The dual tuners enable both standard-definition (SD) and high-def (HD) programs to be watched and recorded. It's up to you to supply the antenna. Alternately, you can plug in a raw cable TV connection (straight from the wall jack) to get unencrypted "ClearQAM" TV channels. Just be aware that more and more cable systems are starting to lock out these channels, so selection may be increasingly limited.
The box itself is quite small--about the size of a pack of cigarettes--with just a power light at the front and an Ethernet port and RF cable connector for the antenna on the back.
The HDHomeRun has no wireless capability, so it needs to be put someplace that has access both to an Ethernet cable (for your home network) and an antenna (or cable TV connection), as well as an AC power source. That said, it doesn't have to be near your TV or computer at all--it could be set up in a spare bedroom, an attic, or any place else, so long it was access to those three key connections.
Setup on a Windows machine involves downloading a small app from SiliconDust called HDHomeRun QuickTV. Once installed, you use Windows Media Center to actually watch and record TV shows. (The HDHomeRun is also compatible with third-party DVR software, including BeyondTV, SageTV, and TotalMedia.)
Running the drivers on a PC, the program detected the HomeRun instantly and downloaded the latest firmware. Heading to Windows Media Center, the Live TV option found the tuners without any extra fiddling and let me record one program while watching another. If you have two computers using the tuners, the device will allocate one per PC.

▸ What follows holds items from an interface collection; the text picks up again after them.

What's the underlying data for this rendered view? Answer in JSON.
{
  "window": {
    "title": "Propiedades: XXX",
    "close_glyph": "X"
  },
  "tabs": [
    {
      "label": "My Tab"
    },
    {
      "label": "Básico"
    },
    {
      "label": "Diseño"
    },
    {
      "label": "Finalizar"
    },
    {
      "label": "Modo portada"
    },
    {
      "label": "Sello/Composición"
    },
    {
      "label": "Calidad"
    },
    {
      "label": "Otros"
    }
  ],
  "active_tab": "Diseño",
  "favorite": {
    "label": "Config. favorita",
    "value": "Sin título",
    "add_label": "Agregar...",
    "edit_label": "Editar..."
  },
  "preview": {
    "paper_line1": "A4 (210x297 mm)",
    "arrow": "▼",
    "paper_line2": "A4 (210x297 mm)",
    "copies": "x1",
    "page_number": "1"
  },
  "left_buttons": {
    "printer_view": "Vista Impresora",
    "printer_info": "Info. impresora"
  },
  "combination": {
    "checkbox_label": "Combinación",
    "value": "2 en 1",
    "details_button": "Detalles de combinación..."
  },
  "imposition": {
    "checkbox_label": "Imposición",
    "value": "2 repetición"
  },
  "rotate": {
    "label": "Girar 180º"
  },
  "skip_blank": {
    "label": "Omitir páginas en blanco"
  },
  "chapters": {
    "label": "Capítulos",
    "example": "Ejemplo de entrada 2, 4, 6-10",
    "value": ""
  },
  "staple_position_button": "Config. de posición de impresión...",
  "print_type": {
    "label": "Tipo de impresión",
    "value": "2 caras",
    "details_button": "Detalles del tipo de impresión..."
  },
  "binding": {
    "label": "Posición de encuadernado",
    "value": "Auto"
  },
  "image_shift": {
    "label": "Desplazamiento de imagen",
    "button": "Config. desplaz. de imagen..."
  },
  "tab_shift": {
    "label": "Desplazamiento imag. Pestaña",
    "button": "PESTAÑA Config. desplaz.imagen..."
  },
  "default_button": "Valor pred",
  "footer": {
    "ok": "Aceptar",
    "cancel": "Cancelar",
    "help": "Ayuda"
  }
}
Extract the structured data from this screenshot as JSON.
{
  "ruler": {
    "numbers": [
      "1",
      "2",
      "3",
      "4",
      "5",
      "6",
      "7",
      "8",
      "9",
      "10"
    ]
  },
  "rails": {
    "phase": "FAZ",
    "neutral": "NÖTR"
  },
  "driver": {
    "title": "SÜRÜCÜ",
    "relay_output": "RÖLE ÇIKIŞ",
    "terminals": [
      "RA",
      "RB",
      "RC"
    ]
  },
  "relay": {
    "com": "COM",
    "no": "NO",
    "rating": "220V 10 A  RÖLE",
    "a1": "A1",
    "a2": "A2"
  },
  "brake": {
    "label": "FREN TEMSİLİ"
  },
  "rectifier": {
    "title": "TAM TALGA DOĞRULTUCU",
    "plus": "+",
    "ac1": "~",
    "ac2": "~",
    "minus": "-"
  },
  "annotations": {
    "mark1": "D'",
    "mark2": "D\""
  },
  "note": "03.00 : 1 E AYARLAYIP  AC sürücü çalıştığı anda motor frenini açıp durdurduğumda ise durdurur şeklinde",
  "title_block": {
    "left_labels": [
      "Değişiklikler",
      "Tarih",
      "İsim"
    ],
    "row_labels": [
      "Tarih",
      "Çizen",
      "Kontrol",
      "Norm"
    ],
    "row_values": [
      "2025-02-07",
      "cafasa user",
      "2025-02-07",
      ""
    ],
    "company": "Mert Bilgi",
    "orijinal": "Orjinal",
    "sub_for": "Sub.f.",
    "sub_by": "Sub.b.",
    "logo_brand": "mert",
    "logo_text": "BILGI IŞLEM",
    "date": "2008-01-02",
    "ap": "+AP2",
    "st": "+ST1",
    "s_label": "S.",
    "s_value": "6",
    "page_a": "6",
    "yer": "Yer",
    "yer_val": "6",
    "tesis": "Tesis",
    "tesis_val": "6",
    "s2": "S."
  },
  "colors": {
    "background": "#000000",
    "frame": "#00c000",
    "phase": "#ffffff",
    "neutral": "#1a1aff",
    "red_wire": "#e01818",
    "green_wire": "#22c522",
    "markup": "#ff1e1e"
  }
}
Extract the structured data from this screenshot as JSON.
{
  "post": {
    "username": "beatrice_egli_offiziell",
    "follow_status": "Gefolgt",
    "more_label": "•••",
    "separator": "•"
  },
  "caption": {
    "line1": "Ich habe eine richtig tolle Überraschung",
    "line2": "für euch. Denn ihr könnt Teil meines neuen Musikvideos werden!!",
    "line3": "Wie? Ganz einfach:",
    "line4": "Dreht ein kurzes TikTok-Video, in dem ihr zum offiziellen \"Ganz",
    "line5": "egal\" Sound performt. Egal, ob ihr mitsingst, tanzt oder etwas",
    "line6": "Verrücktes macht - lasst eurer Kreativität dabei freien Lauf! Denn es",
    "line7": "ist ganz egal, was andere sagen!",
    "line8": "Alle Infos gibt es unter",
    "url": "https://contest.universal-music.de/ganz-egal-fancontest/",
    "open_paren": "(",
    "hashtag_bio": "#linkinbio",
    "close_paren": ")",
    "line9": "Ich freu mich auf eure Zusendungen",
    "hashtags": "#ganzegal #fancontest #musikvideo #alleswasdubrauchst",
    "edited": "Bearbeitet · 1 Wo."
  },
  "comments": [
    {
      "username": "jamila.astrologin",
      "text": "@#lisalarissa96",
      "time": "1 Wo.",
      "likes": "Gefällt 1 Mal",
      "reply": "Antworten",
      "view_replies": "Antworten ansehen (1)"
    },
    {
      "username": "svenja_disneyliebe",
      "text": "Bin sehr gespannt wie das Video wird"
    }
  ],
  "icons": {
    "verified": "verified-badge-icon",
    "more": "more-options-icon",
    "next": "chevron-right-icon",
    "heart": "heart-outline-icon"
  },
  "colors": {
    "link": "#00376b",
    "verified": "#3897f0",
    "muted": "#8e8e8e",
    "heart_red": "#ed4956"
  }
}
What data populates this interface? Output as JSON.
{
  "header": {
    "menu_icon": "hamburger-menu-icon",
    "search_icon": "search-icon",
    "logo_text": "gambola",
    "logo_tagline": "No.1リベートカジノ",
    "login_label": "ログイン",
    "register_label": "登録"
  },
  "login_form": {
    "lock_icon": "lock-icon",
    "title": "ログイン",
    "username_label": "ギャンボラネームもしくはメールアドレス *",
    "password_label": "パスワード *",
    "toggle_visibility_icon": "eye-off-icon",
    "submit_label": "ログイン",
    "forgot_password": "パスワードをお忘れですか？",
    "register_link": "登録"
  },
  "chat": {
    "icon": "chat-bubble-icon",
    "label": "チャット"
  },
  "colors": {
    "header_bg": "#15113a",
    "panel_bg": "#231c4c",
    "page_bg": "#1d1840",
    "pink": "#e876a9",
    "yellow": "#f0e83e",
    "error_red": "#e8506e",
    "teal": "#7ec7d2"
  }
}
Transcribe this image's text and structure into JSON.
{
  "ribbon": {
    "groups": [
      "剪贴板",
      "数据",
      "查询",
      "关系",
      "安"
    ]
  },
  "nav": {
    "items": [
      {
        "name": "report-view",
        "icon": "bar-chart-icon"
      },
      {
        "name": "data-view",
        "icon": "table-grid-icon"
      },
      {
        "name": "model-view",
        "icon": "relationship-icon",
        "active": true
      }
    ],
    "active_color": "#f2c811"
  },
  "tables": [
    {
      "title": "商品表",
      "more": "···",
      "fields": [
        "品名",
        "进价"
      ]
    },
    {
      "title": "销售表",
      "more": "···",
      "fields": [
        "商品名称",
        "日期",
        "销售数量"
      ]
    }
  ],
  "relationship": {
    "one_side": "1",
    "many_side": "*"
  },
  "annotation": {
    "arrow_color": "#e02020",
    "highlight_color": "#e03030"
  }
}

When running it on a wireless network, I found that the HDHomeRun required a lot of bandwidth; even with with a 20Mbit Wi-Fi connection the feed was unwatchable on my PC. I could only get a stable picture by connecting an Ethernet cable. The picture was quite good, though, with no noticeable artifacts. Your wireless mileage may vary, but if you live in an apartment with other routers around, you may find you have no option but to go wired.
If you're interested in Mac performance, please see the Elgato HDHomeRun review.
If you have a solid signal to your router, then the HDHomeRun could be a good option for PC users, with a high-quality picture and relative ease of use. We'd still recommend wired if you want to stream HD or more than one channel.